The answer must be every line from the entries below that contains "SCSI".

[Source data]
========

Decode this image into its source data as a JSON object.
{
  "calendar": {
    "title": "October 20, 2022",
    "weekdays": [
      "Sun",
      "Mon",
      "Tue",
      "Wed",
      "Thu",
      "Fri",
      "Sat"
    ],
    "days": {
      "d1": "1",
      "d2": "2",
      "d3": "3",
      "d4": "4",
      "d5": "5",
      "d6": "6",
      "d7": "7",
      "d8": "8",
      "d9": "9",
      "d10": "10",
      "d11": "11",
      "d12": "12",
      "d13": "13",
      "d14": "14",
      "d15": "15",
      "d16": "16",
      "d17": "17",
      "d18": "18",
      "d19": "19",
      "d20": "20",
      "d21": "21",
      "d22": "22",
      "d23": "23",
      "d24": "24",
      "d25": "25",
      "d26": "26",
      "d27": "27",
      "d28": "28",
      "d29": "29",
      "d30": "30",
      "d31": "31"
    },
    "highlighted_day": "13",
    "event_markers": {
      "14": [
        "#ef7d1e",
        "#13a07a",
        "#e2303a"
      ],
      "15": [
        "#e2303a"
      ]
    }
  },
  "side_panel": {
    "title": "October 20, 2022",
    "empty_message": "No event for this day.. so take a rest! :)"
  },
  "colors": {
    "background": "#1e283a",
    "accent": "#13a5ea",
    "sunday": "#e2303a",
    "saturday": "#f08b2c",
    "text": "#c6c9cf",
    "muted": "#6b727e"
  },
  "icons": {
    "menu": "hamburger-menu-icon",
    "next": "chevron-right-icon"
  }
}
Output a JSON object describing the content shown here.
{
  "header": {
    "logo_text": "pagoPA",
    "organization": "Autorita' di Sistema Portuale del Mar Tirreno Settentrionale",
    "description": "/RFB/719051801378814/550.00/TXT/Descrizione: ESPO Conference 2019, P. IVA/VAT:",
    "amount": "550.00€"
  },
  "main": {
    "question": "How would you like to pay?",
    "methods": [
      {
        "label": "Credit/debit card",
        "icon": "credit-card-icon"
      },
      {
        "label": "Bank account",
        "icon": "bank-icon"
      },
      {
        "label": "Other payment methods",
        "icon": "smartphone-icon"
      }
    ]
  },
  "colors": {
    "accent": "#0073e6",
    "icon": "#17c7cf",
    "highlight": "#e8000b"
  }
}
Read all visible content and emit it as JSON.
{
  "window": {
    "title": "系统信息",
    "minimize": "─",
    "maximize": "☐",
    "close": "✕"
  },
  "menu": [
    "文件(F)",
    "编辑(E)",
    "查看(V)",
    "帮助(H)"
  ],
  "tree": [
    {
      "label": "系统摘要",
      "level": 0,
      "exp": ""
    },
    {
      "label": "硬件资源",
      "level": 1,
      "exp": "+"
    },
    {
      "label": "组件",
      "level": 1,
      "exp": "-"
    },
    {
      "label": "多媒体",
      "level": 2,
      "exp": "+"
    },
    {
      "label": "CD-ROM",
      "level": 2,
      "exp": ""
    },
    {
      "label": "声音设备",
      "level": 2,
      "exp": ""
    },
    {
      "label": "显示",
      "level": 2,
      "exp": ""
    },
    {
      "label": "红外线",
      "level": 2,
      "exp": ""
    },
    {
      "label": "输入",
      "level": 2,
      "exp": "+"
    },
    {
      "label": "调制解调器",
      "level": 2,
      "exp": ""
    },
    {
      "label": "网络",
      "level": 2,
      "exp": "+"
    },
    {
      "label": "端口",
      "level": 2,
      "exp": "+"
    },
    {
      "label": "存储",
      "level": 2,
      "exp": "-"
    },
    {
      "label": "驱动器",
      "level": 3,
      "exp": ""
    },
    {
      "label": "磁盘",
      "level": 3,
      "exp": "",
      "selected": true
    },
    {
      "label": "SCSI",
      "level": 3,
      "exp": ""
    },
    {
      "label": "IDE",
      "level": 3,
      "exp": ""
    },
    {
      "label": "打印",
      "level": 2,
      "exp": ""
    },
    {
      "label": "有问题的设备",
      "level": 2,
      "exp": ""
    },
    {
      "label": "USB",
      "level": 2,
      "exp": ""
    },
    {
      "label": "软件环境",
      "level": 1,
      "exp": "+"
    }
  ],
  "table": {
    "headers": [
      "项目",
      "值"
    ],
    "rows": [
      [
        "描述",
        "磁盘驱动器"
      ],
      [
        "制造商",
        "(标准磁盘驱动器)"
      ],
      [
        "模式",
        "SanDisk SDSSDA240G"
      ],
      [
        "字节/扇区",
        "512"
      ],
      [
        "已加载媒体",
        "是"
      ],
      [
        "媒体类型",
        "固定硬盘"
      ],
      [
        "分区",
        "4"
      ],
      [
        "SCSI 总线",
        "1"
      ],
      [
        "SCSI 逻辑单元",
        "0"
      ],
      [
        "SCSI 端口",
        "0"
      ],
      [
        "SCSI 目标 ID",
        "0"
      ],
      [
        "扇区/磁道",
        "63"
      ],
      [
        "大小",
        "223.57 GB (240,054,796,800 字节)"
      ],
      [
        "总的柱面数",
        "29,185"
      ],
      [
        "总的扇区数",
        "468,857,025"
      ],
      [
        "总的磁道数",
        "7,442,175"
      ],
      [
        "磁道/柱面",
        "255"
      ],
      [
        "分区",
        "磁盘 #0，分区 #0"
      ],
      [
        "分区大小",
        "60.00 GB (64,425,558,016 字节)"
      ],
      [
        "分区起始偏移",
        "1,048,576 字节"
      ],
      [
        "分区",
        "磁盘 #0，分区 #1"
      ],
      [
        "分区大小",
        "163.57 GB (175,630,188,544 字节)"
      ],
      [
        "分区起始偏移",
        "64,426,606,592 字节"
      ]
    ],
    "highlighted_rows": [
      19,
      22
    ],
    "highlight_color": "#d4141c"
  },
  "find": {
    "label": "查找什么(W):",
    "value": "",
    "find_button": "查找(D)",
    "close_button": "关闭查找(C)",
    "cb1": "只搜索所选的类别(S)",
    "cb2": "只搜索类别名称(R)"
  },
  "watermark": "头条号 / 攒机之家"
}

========

▶ [WRITTEN RESPONSE]
      "label": "SCSI",
        "SCSI 总线",
        "SCSI 逻辑单元",
        "SCSI 端口",
        "SCSI 目标 ID",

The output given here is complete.